> What needs to be done
The entries below are to be repeated exactly as they stand.

> Source information
########################################
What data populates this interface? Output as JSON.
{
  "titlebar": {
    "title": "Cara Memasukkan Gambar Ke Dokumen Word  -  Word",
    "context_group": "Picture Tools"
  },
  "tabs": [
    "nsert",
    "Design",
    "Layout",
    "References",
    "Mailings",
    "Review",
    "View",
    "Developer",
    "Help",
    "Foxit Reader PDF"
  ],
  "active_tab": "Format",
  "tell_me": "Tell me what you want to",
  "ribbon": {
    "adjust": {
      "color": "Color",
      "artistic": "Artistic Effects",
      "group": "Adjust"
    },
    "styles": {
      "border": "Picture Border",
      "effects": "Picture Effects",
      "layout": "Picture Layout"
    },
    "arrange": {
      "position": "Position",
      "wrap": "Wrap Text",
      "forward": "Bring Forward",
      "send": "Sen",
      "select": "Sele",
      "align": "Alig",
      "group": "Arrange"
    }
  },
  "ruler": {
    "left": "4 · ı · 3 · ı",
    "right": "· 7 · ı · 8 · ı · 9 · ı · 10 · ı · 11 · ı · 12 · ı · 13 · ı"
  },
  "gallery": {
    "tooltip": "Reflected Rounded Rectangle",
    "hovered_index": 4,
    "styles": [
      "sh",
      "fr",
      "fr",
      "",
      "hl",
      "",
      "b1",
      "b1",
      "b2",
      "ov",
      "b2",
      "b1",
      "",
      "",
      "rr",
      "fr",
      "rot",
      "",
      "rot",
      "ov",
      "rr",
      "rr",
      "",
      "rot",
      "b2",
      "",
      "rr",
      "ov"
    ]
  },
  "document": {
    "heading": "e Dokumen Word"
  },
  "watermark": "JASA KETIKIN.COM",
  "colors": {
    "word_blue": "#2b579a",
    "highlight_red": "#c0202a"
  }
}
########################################
> Solution for this problem
What data populates this interface? Output as JSON.
{
  "titlebar": {
    "title": "Cara Memasukkan Gambar Ke Dokumen Word  -  Word",
    "context_group": "Picture Tools"
  },
  "tabs": [
    "nsert",
    "Design",
    "Layout",
    "References",
    "Mailings",
    "Review",
    "View",
    "Developer",
    "Help",
    "Foxit Reader PDF"
  ],
  "active_tab": "Format",
  "tell_me": "Tell me what you want to",
  "ribbon": {
    "adjust": {
      "color": "Color",
      "artistic": "Artistic Effects",
      "group": "Adjust"
    },
    "styles": {
      "border": "Picture Border",
      "effects": "Picture Effects",
      "layout": "Picture Layout"
    },
    "arrange": {
      "position": "Position",
      "wrap": "Wrap Text",
      "forward": "Bring Forward",
      "send": "Sen",
      "select": "Sele",
      "align": "Alig",
      "group": "Arrange"
    }
  },
  "ruler": {
    "left": "4 · ı · 3 · ı",
    "right": "· 7 · ı · 8 · ı · 9 · ı · 10 · ı · 11 · ı · 12 · ı · 13 · ı"
  },
  "gallery": {
    "tooltip": "Reflected Rounded Rectangle",
    "hovered_index": 4,
    "styles": [
      "sh",
      "fr",
      "fr",
      "",
      "hl",
      "",
      "b1",
      "b1",
      "b2",
      "ov",
      "b2",
      "b1",
      "",
      "",
      "rr",
      "fr",
      "rot",
      "",
      "rot",
      "ov",
      "rr",
      "rr",
      "",
      "rot",
      "b2",
      "",
      "rr",
      "ov"
    ]
  },
  "document": {
    "heading": "e Dokumen Word"
  },
  "watermark": "JASA KETIKIN.COM",
  "colors": {
    "word_blue": "#2b579a",
    "highlight_red": "#c0202a"
  }
}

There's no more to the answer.